This course introduces you to world-renowned Russian director Meyerhold’s technique of biomechanics – a two-minute repeatable exercise used to develop balance, awareness and expression. You’ll learn about the rich tradition of actor training and the practical techniques which have inspired actors in the 1920s and is still inspiring theatre directors and actors today. If you feel like you need to work on your movements – that’s the course for you.

Introduction to Mathematical Thinking by Stanford University

Start: 4.03.2019

Duration: 9 weeks

For whom: people who want to explore various ways of thinking

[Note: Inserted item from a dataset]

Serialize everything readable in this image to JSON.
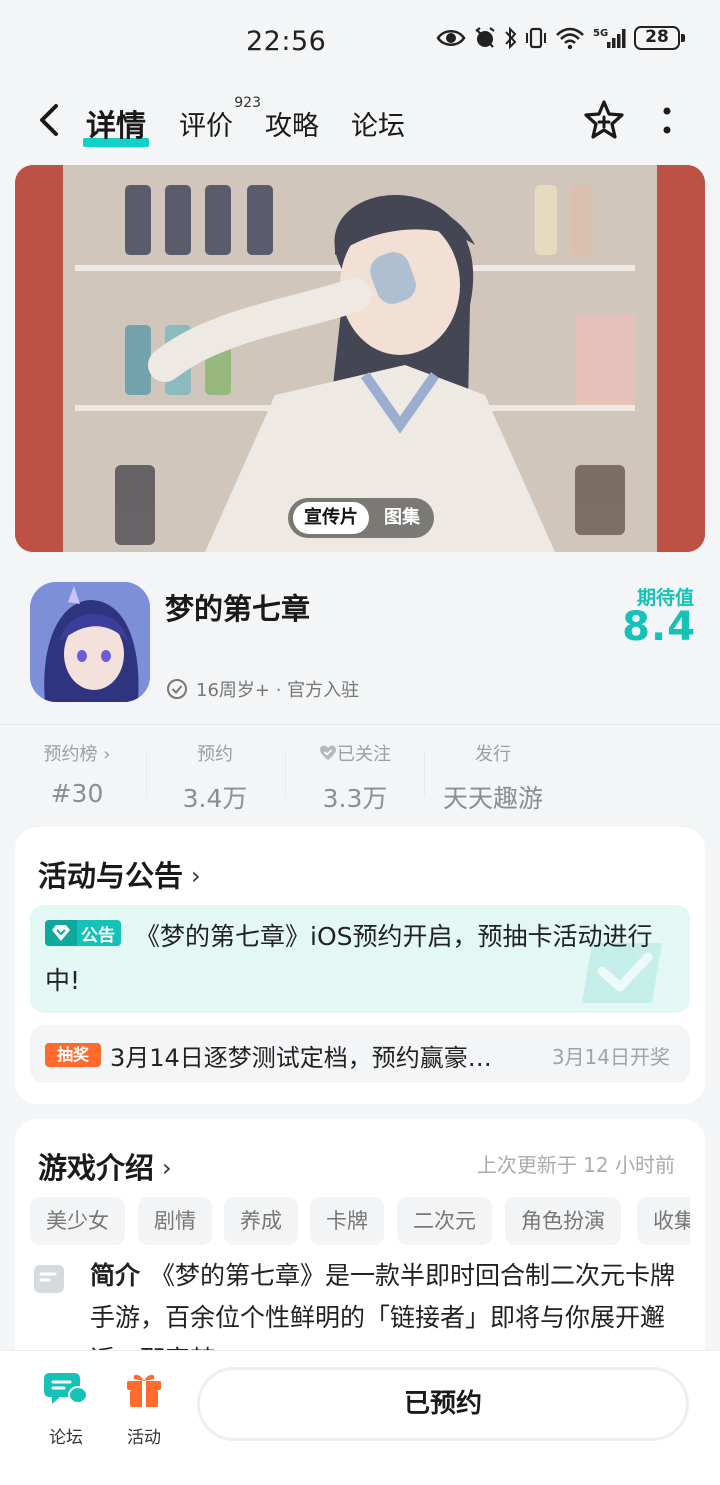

Mathematical thinking is not the same as doing mathematics – fortunately! The math classes we remember typically focuse on learning procedures to solve boring problems. Professional mathematicians think a certain way to solve real problems. The key feature of mathematical thinking is thinking outside-the-box – a valuable ability in today’s world. This course will help you to develop that crucial way of thinking. You should be aware, however, that this course requires you to work at least 10 hours of study per week to complete this course satisfactorily.

Stanford Introduction to Food and Health by Stanford University

Start: 11.03.2019

Duration: 5 weeks

For whom: people who want to change the way they eat

This course will focus on more practical discussions about real food and the environment in which we consume it. By the end of this course, you will have the tools you need to distinguish between foods that will support your health and those that threaten it. In addition, you will present a compelling rationale for a return to simple home cooking, an integral part of our efforts to live longer, healthier lives.

I hope you’ll find the courses interesting and have fun studying!